Apple Watches, Fitbits, smartphone apps - with the popularity of fitness technology growing and constantly changing, more people are beginning to pay attention to the amount of movement applied throughout their day.
Whether at work, playing a sport, or accomplishing chores around the house, these advances in technology allow people to set goals and track just how much they move in typical day.
For many people, moving is something that happens naturally - without any dedicated thought to what parts of the body are being used to get from place to place. As second nature as it may be, it's important to keep in mind the complexity and science behind how the body creates movement and what is needed to maintain a healthy moving body. The brain, spinal cord, nerves, muscles, bones, skin; all of these elements - when kept healthy - work cohesively to provide movement for the body.
Movement isn't always as easy task, and for many, is an everyday challenge and constant goal.

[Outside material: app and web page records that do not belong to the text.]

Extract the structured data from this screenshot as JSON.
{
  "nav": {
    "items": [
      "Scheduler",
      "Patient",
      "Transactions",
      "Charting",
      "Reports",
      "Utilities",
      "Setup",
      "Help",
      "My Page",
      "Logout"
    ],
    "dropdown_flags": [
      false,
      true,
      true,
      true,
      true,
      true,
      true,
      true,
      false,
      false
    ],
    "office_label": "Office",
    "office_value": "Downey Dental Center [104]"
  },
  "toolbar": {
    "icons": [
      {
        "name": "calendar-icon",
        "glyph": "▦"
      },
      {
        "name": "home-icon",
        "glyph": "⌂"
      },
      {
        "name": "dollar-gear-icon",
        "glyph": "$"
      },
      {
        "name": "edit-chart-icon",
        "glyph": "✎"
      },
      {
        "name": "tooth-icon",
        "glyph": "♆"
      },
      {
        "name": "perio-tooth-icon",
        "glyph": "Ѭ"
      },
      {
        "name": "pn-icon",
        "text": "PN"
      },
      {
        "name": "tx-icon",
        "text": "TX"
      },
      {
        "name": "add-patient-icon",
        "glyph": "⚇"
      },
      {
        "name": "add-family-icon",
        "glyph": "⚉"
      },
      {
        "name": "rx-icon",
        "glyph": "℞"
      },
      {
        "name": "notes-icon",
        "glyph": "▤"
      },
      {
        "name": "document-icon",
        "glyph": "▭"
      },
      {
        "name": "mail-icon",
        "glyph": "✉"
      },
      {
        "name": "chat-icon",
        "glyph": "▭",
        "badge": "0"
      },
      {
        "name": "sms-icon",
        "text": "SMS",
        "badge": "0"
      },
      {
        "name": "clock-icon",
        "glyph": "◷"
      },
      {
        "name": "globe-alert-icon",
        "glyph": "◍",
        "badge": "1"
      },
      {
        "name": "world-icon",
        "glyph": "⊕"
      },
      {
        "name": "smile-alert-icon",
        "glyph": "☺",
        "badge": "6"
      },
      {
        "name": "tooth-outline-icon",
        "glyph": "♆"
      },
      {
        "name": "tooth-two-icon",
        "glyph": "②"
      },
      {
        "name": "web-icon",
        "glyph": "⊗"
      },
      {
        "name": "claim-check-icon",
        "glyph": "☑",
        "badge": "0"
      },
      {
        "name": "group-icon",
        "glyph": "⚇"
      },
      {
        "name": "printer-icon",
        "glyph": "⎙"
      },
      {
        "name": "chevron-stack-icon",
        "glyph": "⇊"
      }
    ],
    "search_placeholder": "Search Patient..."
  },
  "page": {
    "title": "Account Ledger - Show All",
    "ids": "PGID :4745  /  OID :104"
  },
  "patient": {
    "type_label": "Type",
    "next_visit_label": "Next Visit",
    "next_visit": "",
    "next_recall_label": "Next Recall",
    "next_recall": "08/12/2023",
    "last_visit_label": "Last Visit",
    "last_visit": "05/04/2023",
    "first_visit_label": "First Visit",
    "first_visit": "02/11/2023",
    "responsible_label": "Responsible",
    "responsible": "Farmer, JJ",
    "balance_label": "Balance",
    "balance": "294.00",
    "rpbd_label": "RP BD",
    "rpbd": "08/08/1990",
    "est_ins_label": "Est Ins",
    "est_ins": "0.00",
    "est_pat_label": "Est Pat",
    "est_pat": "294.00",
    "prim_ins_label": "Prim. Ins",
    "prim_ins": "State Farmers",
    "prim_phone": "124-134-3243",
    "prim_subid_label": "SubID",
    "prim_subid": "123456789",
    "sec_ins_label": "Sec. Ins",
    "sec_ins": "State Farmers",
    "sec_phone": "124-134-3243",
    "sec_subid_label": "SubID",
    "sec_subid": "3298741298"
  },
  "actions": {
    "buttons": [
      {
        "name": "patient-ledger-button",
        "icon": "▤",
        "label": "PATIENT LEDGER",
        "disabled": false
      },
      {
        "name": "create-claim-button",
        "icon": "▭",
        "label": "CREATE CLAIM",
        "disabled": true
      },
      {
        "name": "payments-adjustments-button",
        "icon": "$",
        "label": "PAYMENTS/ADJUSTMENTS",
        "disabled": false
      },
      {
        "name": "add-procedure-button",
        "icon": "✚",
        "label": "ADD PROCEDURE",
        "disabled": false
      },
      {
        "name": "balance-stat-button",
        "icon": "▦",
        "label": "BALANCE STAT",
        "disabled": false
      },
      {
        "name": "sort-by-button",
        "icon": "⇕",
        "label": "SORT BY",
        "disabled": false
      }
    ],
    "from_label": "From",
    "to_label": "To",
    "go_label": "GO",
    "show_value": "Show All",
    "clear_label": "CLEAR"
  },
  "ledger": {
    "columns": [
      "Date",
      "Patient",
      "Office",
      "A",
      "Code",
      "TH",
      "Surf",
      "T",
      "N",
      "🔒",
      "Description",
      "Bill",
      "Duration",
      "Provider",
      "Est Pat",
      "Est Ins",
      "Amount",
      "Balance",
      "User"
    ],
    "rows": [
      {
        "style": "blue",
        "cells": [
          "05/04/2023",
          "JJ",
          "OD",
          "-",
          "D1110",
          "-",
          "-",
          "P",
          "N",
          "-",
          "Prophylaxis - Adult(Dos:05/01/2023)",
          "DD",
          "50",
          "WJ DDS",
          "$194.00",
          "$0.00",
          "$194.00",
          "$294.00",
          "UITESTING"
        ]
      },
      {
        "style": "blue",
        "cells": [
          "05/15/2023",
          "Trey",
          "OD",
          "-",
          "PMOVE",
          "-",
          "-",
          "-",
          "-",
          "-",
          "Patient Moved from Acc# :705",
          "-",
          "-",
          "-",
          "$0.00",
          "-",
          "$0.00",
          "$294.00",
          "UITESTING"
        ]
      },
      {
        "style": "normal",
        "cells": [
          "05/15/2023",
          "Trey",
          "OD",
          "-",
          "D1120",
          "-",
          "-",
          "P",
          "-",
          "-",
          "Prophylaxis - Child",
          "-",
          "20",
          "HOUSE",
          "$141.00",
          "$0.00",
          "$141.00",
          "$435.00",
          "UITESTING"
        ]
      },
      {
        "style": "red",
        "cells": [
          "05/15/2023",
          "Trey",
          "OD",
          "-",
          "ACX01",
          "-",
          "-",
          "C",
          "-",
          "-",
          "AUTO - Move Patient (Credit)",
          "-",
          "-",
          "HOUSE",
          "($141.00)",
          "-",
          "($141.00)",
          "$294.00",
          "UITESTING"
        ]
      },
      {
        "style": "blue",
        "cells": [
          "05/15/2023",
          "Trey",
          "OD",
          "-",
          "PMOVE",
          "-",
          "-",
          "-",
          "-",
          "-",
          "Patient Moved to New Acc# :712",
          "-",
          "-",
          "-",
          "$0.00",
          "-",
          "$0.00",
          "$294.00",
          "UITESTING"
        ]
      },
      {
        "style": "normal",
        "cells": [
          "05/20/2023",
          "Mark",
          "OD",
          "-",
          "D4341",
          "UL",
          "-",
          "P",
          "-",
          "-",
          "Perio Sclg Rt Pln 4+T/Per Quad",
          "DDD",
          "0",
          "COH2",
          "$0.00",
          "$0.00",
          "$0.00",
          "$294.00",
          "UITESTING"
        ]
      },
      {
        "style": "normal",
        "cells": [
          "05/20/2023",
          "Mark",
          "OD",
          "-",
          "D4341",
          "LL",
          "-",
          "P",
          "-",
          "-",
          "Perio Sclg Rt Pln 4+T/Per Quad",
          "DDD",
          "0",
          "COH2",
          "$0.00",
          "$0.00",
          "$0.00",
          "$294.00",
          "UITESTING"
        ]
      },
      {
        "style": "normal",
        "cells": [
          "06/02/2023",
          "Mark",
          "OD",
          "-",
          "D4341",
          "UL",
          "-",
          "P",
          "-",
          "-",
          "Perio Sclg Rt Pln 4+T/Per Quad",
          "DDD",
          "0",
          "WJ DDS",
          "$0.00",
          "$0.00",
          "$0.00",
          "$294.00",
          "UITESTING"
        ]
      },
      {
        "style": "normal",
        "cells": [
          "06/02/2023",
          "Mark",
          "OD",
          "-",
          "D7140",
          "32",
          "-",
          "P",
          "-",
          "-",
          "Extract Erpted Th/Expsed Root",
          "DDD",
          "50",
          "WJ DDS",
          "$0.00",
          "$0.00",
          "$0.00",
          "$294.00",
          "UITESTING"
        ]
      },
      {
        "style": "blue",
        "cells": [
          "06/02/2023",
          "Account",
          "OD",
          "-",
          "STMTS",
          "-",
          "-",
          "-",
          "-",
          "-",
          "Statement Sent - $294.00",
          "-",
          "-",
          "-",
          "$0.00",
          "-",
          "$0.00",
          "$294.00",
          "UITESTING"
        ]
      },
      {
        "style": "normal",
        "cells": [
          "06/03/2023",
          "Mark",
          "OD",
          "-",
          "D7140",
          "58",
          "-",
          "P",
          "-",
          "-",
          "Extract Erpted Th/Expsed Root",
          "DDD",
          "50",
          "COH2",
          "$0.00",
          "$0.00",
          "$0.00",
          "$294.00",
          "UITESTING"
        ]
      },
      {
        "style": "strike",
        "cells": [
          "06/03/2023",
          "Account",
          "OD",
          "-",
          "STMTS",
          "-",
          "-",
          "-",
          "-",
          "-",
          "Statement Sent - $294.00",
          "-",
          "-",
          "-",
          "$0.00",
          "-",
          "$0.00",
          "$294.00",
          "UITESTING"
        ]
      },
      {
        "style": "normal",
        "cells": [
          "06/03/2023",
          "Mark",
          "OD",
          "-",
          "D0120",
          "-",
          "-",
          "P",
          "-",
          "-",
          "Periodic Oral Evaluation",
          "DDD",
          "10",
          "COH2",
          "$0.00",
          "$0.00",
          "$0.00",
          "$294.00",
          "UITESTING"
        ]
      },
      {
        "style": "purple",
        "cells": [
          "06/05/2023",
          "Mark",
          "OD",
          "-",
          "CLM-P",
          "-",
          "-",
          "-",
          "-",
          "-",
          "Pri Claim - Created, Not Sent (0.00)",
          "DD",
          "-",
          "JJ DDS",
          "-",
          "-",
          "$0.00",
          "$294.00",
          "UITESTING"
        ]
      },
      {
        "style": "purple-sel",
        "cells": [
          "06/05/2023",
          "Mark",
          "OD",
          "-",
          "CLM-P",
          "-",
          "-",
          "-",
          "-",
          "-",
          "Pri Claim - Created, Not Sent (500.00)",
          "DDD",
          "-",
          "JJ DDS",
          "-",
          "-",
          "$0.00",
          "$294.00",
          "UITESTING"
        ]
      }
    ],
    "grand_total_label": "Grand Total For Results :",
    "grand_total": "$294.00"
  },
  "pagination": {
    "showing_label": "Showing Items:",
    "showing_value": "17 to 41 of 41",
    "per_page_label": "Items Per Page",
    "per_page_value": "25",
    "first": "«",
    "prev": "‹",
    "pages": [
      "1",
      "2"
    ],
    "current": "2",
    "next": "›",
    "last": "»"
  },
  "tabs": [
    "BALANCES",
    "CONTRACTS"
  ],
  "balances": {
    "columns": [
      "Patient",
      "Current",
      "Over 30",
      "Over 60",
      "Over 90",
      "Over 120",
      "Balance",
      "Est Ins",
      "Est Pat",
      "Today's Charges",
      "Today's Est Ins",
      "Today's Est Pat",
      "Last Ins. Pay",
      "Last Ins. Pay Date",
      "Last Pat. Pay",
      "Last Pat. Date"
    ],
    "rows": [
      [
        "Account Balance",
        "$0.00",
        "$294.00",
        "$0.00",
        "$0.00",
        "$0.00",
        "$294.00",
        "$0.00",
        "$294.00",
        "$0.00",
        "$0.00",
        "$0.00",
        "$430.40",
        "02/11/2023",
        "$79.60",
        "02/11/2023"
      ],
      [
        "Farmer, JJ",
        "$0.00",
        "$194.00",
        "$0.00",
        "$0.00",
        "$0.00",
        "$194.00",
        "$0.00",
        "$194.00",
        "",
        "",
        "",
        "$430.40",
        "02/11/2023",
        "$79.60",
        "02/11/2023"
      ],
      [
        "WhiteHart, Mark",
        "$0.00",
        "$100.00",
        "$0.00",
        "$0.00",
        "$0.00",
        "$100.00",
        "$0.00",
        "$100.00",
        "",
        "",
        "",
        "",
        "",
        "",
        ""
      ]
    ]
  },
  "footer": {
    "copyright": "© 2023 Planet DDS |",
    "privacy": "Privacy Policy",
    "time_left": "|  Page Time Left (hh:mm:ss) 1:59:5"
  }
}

Because moving is a complex function of our bodies, move related disorders are often the result of injured nerves, muscles, or bones due to several different health events such as: arthritis, brain injuries, cardiac rehabilitation, strokes, sports-related injuries, or even work-related injuries. Moving related disorders can affect people of all genders, ages, occupations and lifestyles; however, with the progressive options in health care, there's a dedicated practice to the diagnosis and treatment of moving related disorders and injuries called physiatry.
Physiatrists, or rehabilitation physicians, are physicians with expertise in treating injuries or illnesses in nerves, muscles, or bones that affect how the body moves. Because of the direct focus on how the body moves, physiatrists help restore function and maximize quality of life for patients, as well as direct and coordinate care for patients who may need to also work with physical therapists, occupational therapists, recreational therapists and others.
With extensive training that includes four years of medical school, residency programs, and fellowships for specializations, physiatrists see patients in a hospital or clinic setting and have the ability to take a comprehensive approach to improving the quality of life for patients who suffer from a physical impairment or disability.
Finley is pleased to announce Dr. Stanley Mathew, physiatrist, as a medical director for our Acute Rehab Unit (ARU). Finley's ARU works with patients experiencing loss of function and independence due to stoke, head injury, arthritis, trauma, fractures, amputations, neurological disorders, and other disabling disorders of the nerves, muscles and bones. Dr. Mathew plays an integral role in helping patients reach their goal, and his one-on-one approach with patients results in coordinated care that provides the best outcome for every patient, every time.